▶ **TASK DESCRIPTION**:
Write out all the entries word for word, but skip any images.

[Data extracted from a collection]
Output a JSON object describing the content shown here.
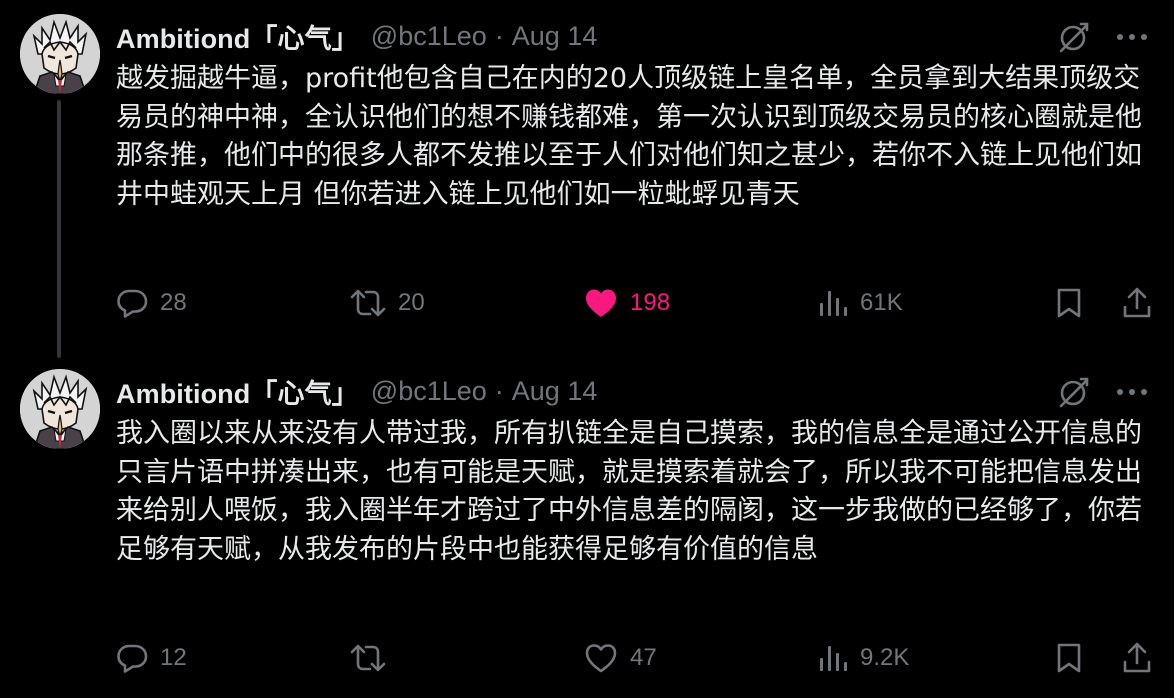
{
  "colors": {
    "background": "#000000",
    "text_primary": "#e7e9ea",
    "text_secondary": "#71767b",
    "like_active": "#f91880",
    "thread_line": "#333639"
  },
  "tweets": [
    {
      "author": {
        "display_name": "Ambitiond「心气」",
        "handle": "@bc1Leo",
        "avatar_icon": "anime-character-avatar"
      },
      "separator": "·",
      "date": "Aug 14",
      "text": "越发掘越牛逼，profit他包含自己在内的20人顶级链上皇名单，全员拿到大结果顶级交易员的神中神，全认识他们的想不赚钱都难，第一次认识到顶级交易员的核心圈就是他那条推，他们中的很多人都不发推以至于人们对他们知之甚少，若你不入链上见他们如井中蛙观天上月 但你若进入链上见他们如一粒蚍蜉见青天",
      "stats": {
        "replies": "28",
        "reposts": "20",
        "likes": "198",
        "views": "61K"
      },
      "liked": true
    },
    {
      "author": {
        "display_name": "Ambitiond「心气」",
        "handle": "@bc1Leo",
        "avatar_icon": "anime-character-avatar"
      },
      "separator": "·",
      "date": "Aug 14",
      "text": "我入圈以来从来没有人带过我，所有扒链全是自己摸索，我的信息全是通过公开信息的只言片语中拼凑出来，也有可能是天赋，就是摸索着就会了，所以我不可能把信息发出来给别人喂饭，我入圈半年才跨过了中外信息差的隔阂，这一步我做的已经够了，你若足够有天赋，从我发布的片段中也能获得足够有价值的信息",
      "stats": {
        "replies": "12",
        "reposts": "",
        "likes": "47",
        "views": "9.2K"
      },
      "liked": false
    }
  ]
}
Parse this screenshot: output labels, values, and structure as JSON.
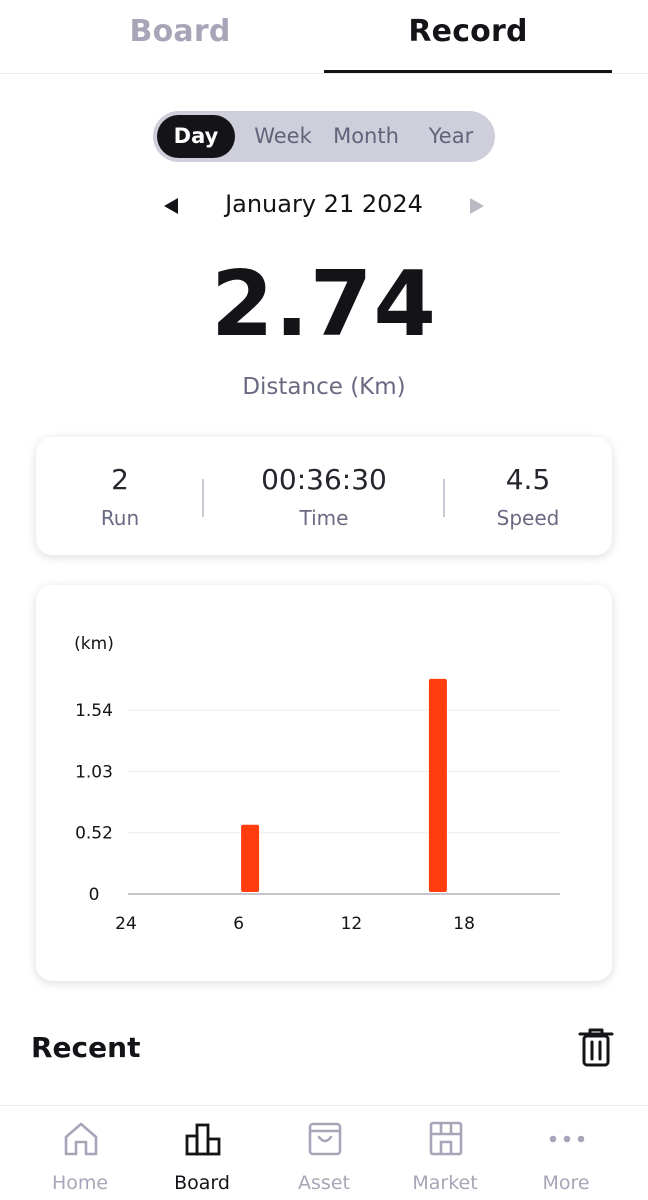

▶ **ANSWER**:
Output a JSON object describing the content shown here.
{
  "colors": {
    "background": "#000000",
    "text_primary": "#e7e9ea",
    "text_secondary": "#71767b",
    "like_active": "#f91880",
    "thread_line": "#333639"
  },
  "tweets": [
    {
      "author": {
        "display_name": "Ambitiond「心气」",
        "handle": "@bc1Leo",
        "avatar_icon": "anime-character-avatar"
      },
      "separator": "·",
      "date": "Aug 14",
      "text": "越发掘越牛逼，profit他包含自己在内的20人顶级链上皇名单，全员拿到大结果顶级交易员的神中神，全认识他们的想不赚钱都难，第一次认识到顶级交易员的核心圈就是他那条推，他们中的很多人都不发推以至于人们对他们知之甚少，若你不入链上见他们如井中蛙观天上月 但你若进入链上见他们如一粒蚍蜉见青天",
      "stats": {
        "replies": "28",
        "reposts": "20",
        "likes": "198",
        "views": "61K"
      },
      "liked": true
    },
    {
      "author": {
        "display_name": "Ambitiond「心气」",
        "handle": "@bc1Leo",
        "avatar_icon": "anime-character-avatar"
      },
      "separator": "·",
      "date": "Aug 14",
      "text": "我入圈以来从来没有人带过我，所有扒链全是自己摸索，我的信息全是通过公开信息的只言片语中拼凑出来，也有可能是天赋，就是摸索着就会了，所以我不可能把信息发出来给别人喂饭，我入圈半年才跨过了中外信息差的隔阂，这一步我做的已经够了，你若足够有天赋，从我发布的片段中也能获得足够有价值的信息",
      "stats": {
        "replies": "12",
        "reposts": "",
        "likes": "47",
        "views": "9.2K"
      },
      "liked": false
    }
  ]
}
Parse this screenshot: output labels, values, and structure as JSON.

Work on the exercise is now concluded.